[Collected data]
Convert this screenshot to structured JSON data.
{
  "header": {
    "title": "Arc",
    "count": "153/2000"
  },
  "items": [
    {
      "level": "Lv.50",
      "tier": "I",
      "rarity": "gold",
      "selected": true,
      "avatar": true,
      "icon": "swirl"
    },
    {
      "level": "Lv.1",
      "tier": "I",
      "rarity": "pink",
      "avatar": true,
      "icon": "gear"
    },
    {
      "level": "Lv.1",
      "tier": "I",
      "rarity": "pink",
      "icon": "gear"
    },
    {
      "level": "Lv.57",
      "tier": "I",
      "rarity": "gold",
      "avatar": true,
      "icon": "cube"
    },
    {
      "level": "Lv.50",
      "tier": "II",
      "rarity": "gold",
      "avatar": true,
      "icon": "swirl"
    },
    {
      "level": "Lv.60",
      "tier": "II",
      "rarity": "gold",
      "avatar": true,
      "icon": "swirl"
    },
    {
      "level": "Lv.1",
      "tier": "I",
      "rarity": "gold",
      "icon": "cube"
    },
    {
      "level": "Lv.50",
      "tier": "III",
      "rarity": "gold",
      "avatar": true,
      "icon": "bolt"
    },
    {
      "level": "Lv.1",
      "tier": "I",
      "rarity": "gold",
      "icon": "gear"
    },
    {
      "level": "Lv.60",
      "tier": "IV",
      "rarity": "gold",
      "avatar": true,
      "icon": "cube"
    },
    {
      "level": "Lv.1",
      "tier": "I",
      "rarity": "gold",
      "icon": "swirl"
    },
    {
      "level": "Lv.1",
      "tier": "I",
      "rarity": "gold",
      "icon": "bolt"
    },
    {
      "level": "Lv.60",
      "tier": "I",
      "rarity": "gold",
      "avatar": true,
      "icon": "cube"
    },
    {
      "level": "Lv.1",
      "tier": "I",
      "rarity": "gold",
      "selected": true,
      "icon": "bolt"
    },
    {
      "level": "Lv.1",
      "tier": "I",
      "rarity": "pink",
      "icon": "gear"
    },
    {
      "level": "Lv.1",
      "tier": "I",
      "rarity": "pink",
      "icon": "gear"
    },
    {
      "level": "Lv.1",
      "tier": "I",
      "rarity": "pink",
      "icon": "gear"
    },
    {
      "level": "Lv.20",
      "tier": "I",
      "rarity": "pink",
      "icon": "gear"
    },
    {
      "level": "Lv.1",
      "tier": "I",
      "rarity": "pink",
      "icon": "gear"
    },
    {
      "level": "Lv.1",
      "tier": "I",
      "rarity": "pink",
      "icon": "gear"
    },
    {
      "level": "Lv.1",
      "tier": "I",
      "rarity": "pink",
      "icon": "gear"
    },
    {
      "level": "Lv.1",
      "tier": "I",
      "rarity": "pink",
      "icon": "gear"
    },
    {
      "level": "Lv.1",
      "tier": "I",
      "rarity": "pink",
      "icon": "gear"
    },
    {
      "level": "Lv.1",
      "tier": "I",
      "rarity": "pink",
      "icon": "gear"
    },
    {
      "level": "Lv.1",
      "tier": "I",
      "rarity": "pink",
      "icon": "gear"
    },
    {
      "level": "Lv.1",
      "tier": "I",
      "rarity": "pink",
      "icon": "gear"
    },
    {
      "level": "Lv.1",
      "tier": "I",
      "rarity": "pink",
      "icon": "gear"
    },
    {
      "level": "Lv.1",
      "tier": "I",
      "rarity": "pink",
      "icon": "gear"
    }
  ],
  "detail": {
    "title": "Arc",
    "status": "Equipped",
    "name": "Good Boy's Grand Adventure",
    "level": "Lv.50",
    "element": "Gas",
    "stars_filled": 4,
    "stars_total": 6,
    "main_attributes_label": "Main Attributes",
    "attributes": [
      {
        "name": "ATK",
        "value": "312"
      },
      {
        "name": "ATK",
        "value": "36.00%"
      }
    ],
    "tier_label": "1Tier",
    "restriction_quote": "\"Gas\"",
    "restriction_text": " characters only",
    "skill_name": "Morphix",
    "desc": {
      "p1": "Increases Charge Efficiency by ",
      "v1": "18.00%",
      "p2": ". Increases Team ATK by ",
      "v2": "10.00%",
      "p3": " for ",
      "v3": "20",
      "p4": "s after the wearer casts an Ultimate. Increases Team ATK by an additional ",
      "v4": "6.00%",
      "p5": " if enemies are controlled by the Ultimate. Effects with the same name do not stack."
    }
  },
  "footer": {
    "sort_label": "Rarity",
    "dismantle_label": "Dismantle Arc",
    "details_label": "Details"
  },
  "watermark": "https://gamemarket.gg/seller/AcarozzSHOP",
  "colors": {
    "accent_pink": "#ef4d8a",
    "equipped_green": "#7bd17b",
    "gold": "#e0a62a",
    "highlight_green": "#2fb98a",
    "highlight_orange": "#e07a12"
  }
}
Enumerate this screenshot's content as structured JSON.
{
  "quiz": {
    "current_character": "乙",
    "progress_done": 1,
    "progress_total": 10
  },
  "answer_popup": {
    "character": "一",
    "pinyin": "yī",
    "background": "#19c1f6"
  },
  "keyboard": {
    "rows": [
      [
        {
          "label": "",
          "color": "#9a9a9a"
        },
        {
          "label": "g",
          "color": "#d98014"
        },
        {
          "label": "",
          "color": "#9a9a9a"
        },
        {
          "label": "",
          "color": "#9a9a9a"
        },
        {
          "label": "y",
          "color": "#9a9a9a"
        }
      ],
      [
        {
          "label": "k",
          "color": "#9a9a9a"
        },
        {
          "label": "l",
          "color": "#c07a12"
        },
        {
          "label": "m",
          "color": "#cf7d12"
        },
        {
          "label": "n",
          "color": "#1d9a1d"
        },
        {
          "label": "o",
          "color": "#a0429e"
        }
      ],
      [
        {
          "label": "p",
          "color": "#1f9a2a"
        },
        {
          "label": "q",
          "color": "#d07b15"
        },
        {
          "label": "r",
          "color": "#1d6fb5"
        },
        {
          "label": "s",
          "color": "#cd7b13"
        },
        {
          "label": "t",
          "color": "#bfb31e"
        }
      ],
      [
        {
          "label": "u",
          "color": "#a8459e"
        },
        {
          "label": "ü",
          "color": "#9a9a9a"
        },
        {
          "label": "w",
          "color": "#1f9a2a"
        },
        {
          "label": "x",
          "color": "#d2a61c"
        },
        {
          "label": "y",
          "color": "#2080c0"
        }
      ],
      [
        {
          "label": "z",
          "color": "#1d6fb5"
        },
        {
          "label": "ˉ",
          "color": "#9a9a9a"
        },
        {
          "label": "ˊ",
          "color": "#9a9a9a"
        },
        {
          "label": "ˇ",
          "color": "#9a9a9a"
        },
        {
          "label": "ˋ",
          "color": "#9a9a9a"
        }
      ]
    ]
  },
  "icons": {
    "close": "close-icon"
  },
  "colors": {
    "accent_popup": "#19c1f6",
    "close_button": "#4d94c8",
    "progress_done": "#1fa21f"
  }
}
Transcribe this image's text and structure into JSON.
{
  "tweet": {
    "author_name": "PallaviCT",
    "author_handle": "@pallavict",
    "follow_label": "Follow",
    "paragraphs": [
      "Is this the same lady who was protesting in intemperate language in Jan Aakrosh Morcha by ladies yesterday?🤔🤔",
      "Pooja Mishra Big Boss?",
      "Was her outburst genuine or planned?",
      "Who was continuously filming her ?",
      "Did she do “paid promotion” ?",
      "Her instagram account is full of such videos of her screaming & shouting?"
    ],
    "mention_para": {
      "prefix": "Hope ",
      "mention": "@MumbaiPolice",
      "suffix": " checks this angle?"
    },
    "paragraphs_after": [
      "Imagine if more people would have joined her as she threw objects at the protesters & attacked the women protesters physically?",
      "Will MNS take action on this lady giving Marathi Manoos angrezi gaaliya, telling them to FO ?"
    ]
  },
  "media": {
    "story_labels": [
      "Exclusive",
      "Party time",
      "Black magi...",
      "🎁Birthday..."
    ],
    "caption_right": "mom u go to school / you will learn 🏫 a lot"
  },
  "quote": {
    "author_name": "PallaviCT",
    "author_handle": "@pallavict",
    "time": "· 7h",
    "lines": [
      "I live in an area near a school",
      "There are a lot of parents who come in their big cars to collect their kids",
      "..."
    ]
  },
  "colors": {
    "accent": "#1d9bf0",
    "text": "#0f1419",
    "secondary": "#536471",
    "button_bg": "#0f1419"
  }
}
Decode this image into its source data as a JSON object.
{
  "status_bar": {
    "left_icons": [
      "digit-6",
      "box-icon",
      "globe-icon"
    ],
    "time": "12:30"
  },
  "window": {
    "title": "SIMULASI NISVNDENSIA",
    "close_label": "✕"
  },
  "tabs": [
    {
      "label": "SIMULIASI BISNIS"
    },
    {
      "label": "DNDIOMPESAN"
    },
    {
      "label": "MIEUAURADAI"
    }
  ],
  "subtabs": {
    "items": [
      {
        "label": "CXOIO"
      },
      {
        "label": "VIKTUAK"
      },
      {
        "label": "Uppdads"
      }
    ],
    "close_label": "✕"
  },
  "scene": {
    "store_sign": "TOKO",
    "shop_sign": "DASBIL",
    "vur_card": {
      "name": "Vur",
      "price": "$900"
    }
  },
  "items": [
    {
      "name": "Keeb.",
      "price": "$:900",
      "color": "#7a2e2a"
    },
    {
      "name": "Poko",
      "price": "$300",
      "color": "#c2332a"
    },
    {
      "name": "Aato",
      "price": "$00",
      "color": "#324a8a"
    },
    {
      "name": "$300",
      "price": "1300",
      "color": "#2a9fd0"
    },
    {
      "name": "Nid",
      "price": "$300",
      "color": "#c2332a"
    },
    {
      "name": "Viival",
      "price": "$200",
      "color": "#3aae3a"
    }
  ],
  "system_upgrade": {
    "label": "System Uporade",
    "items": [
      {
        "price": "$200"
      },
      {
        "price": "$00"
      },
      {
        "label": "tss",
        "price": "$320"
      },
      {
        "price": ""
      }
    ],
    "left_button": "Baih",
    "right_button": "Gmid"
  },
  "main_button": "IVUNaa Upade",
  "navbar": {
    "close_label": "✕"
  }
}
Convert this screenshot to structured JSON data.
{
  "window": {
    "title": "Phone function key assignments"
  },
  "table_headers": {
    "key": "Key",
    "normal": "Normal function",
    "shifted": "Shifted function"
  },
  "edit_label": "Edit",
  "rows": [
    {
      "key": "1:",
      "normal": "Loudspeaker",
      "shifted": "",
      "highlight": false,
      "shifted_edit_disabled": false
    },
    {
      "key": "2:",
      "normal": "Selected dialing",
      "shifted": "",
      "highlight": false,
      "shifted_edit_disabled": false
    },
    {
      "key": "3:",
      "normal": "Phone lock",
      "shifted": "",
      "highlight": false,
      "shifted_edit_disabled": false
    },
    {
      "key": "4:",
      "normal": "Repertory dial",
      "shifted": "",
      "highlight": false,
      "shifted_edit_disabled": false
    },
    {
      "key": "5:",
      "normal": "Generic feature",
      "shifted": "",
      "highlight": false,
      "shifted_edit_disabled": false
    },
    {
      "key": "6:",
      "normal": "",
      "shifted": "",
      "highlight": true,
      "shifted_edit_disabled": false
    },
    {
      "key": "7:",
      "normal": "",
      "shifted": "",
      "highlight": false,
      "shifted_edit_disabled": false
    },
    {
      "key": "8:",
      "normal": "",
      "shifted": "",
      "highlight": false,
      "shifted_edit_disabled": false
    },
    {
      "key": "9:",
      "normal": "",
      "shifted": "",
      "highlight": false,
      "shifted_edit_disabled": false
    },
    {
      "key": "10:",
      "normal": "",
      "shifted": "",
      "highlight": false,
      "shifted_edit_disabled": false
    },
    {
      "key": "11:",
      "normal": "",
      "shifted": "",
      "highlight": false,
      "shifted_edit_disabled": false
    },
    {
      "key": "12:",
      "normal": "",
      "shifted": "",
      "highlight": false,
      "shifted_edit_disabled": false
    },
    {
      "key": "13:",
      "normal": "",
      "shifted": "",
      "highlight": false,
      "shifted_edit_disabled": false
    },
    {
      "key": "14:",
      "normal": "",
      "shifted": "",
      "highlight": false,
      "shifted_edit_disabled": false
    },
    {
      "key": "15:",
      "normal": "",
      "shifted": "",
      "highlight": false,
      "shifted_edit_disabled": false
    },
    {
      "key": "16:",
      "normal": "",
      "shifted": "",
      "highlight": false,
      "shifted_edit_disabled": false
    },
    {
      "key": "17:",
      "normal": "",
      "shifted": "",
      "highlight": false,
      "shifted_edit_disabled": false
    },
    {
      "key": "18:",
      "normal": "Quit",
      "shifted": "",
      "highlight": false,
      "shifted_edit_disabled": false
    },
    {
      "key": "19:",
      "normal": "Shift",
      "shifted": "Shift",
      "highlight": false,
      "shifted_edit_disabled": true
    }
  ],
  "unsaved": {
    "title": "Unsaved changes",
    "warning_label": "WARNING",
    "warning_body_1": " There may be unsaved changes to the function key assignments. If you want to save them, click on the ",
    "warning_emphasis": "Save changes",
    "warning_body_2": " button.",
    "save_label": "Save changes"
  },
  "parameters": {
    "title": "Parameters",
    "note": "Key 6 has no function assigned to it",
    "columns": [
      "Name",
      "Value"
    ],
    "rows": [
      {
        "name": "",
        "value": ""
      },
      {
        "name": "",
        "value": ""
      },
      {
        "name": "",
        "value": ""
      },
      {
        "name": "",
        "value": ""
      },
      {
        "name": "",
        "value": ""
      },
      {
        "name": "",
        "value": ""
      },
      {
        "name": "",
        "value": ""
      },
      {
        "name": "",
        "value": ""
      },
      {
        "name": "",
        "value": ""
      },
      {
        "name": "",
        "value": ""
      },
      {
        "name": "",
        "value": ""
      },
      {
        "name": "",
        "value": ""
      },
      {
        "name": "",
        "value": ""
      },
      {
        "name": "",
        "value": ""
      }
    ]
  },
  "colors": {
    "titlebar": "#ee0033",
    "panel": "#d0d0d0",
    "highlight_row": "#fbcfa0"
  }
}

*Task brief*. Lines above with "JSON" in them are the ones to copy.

*Written answer*.
Convert this screenshot to structured JSON data.
Enumerate this screenshot's content as structured JSON.
Transcribe this image's text and structure into JSON.
Decode this image into its source data as a JSON object.
Convert this screenshot to structured JSON data.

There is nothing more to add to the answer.